Go through the listing below. Copy each line that has the string "папка".
** Dataset entries follows **
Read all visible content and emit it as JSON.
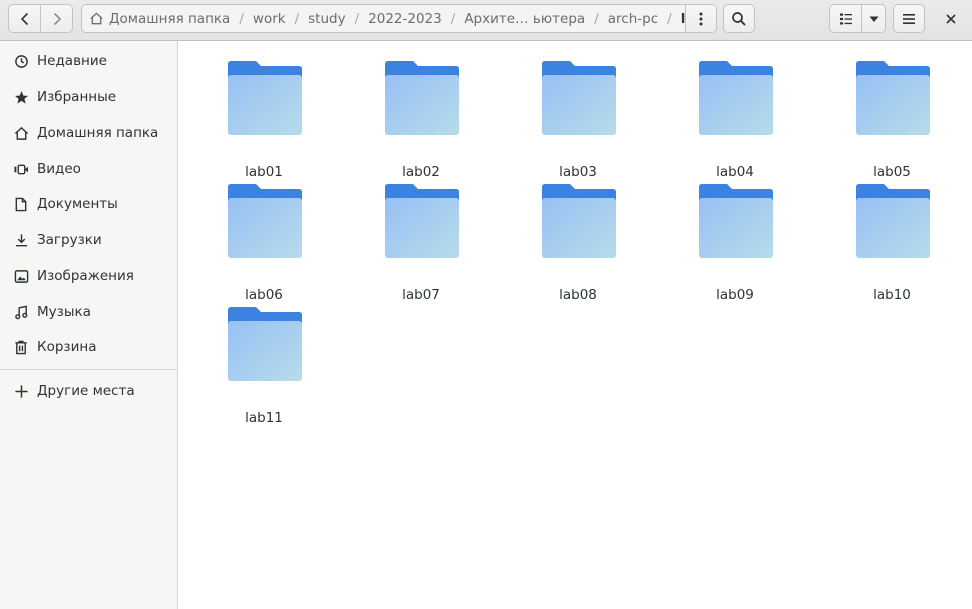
{
  "toolbar": {
    "back_icon": "go-previous-icon",
    "forward_icon": "go-next-icon",
    "search_icon": "search-icon",
    "view_list_icon": "view-list-icon",
    "view_options_icon": "pan-down-icon",
    "menu_icon": "hamburger-menu-icon",
    "close_icon": "close-icon"
  },
  "path": {
    "home": "Домашняя папка",
    "segments": [
      "work",
      "study",
      "2022-2023",
      "Архите… ьютера",
      "arch-pc"
    ],
    "current": "labs"
  },
  "sidebar": {
    "items": [
      {
        "label": "Недавние",
        "icon": "recent-icon"
      },
      {
        "label": "Избранные",
        "icon": "star-icon"
      },
      {
        "label": "Домашняя папка",
        "icon": "home-icon"
      },
      {
        "label": "Видео",
        "icon": "video-icon"
      },
      {
        "label": "Документы",
        "icon": "document-icon"
      },
      {
        "label": "Загрузки",
        "icon": "download-icon"
      },
      {
        "label": "Изображения",
        "icon": "image-icon"
      },
      {
        "label": "Музыка",
        "icon": "music-icon"
      },
      {
        "label": "Корзина",
        "icon": "trash-icon"
      }
    ],
    "other": {
      "label": "Другие места",
      "icon": "plus-icon"
    }
  },
  "folders": [
    "lab01",
    "lab02",
    "lab03",
    "lab04",
    "lab05",
    "lab06",
    "lab07",
    "lab08",
    "lab09",
    "lab10",
    "lab11"
  ],
  "colors": {
    "folder_tab": "#3c82e0",
    "folder_front_top": "#9cc3f3",
    "folder_front_bottom": "#b4dbeb"
  }
}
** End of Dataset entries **
• **Your solution**:
    "home": "Домашняя папка",
        "label": "Домашняя папка",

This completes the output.